= TASK GOAL =
Read through the records below and copy each line that uses the word "Mousewheel".

(Data records for software interfaces)
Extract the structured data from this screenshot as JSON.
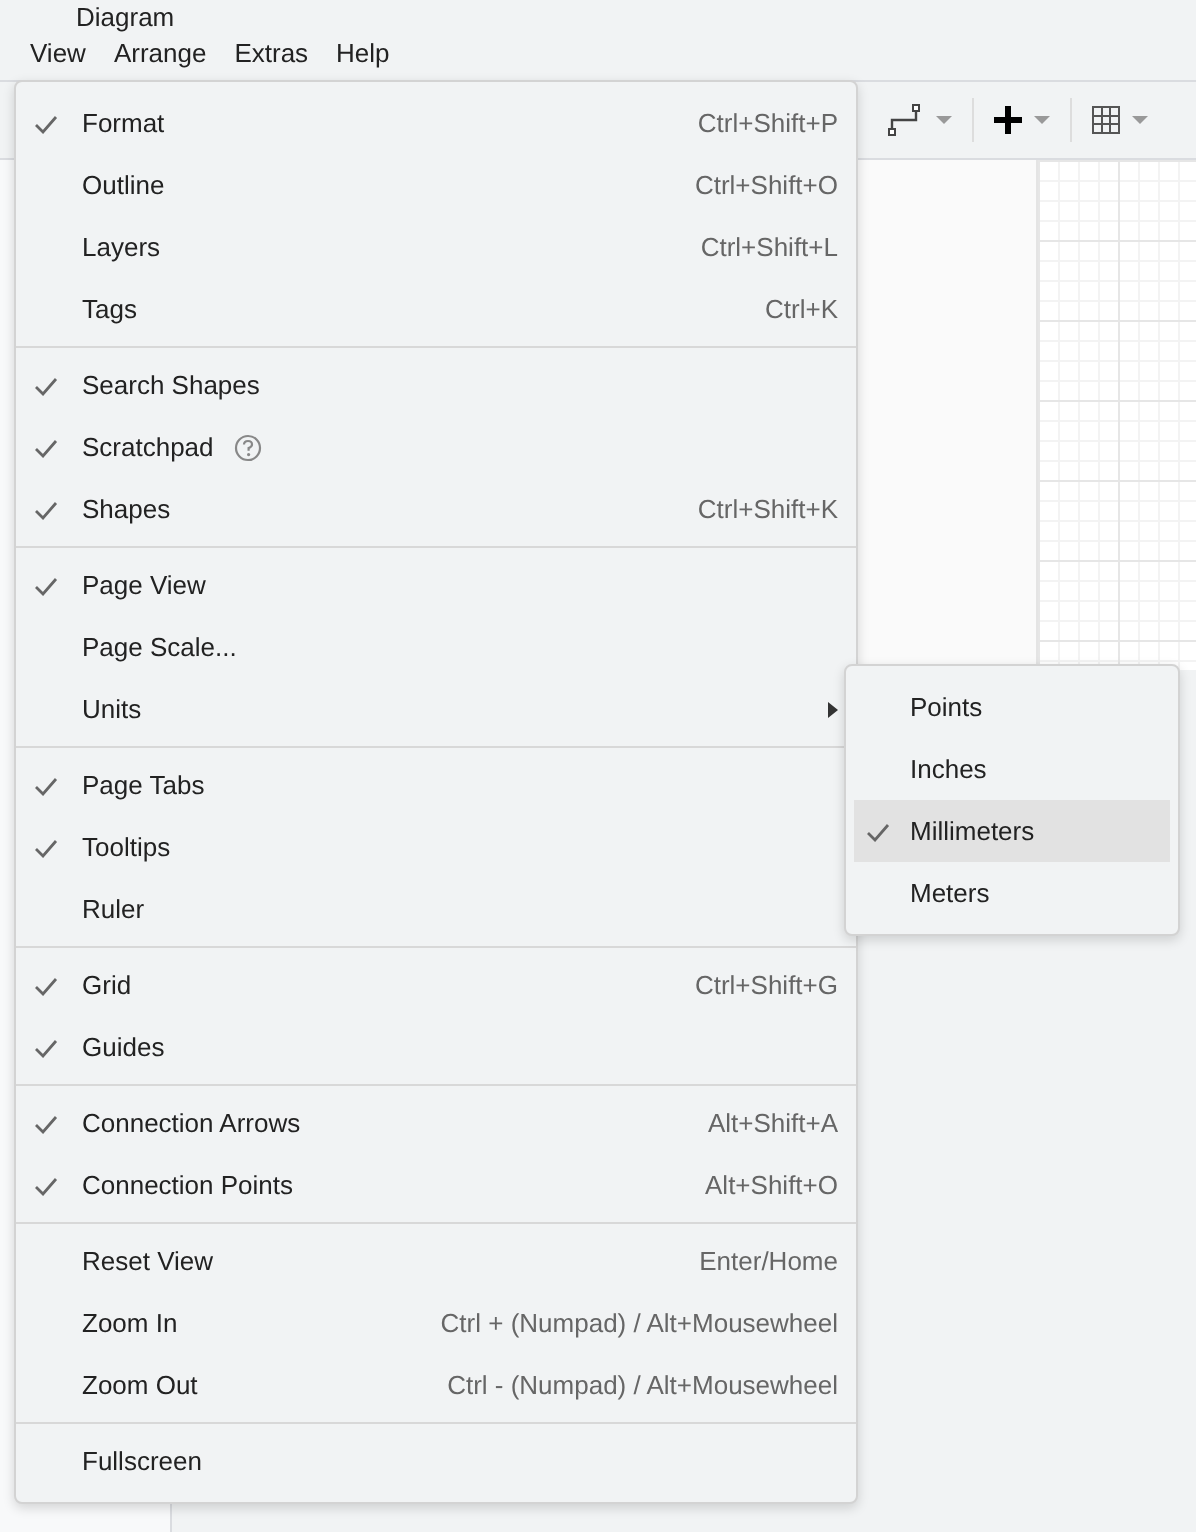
{
  "window": {
    "title": "Diagram"
  },
  "menubar": [
    {
      "label": "View"
    },
    {
      "label": "Arrange"
    },
    {
      "label": "Extras"
    },
    {
      "label": "Help"
    }
  ],
  "menu": {
    "sections": [
      [
        {
          "label": "Format",
          "shortcut": "Ctrl+Shift+P",
          "checked": true,
          "kind": "item"
        },
        {
          "label": "Outline",
          "shortcut": "Ctrl+Shift+O",
          "checked": false,
          "kind": "item"
        },
        {
          "label": "Layers",
          "shortcut": "Ctrl+Shift+L",
          "checked": false,
          "kind": "item"
        },
        {
          "label": "Tags",
          "shortcut": "Ctrl+K",
          "checked": false,
          "kind": "item"
        }
      ],
      [
        {
          "label": "Search Shapes",
          "checked": true,
          "kind": "item"
        },
        {
          "label": "Scratchpad",
          "checked": true,
          "kind": "help"
        },
        {
          "label": "Shapes",
          "shortcut": "Ctrl+Shift+K",
          "checked": true,
          "kind": "item"
        }
      ],
      [
        {
          "label": "Page View",
          "checked": true,
          "kind": "item"
        },
        {
          "label": "Page Scale...",
          "checked": false,
          "kind": "item"
        },
        {
          "label": "Units",
          "checked": false,
          "kind": "submenu"
        }
      ],
      [
        {
          "label": "Page Tabs",
          "checked": true,
          "kind": "item"
        },
        {
          "label": "Tooltips",
          "checked": true,
          "kind": "item"
        },
        {
          "label": "Ruler",
          "checked": false,
          "kind": "item"
        }
      ],
      [
        {
          "label": "Grid",
          "shortcut": "Ctrl+Shift+G",
          "checked": true,
          "kind": "item"
        },
        {
          "label": "Guides",
          "checked": true,
          "kind": "item"
        }
      ],
      [
        {
          "label": "Connection Arrows",
          "shortcut": "Alt+Shift+A",
          "checked": true,
          "kind": "item"
        },
        {
          "label": "Connection Points",
          "shortcut": "Alt+Shift+O",
          "checked": true,
          "kind": "item"
        }
      ],
      [
        {
          "label": "Reset View",
          "shortcut": "Enter/Home",
          "checked": false,
          "kind": "item"
        },
        {
          "label": "Zoom In",
          "shortcut": "Ctrl + (Numpad) / Alt+Mousewheel",
          "checked": false,
          "kind": "item"
        },
        {
          "label": "Zoom Out",
          "shortcut": "Ctrl - (Numpad) / Alt+Mousewheel",
          "checked": false,
          "kind": "item"
        }
      ],
      [
        {
          "label": "Fullscreen",
          "checked": false,
          "kind": "item"
        }
      ]
    ]
  },
  "submenu": {
    "items": [
      {
        "label": "Points",
        "checked": false,
        "selected": false
      },
      {
        "label": "Inches",
        "checked": false,
        "selected": false
      },
      {
        "label": "Millimeters",
        "checked": true,
        "selected": true
      },
      {
        "label": "Meters",
        "checked": false,
        "selected": false
      }
    ]
  },
  "toolbar": [
    {
      "kind": "waypoint"
    },
    {
      "kind": "insert"
    },
    {
      "kind": "table"
    }
  ]
}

= SOLVED EXERCISE =
          "shortcut": "Ctrl + (Numpad) / Alt+Mousewheel",
          "shortcut": "Ctrl - (Numpad) / Alt+Mousewheel",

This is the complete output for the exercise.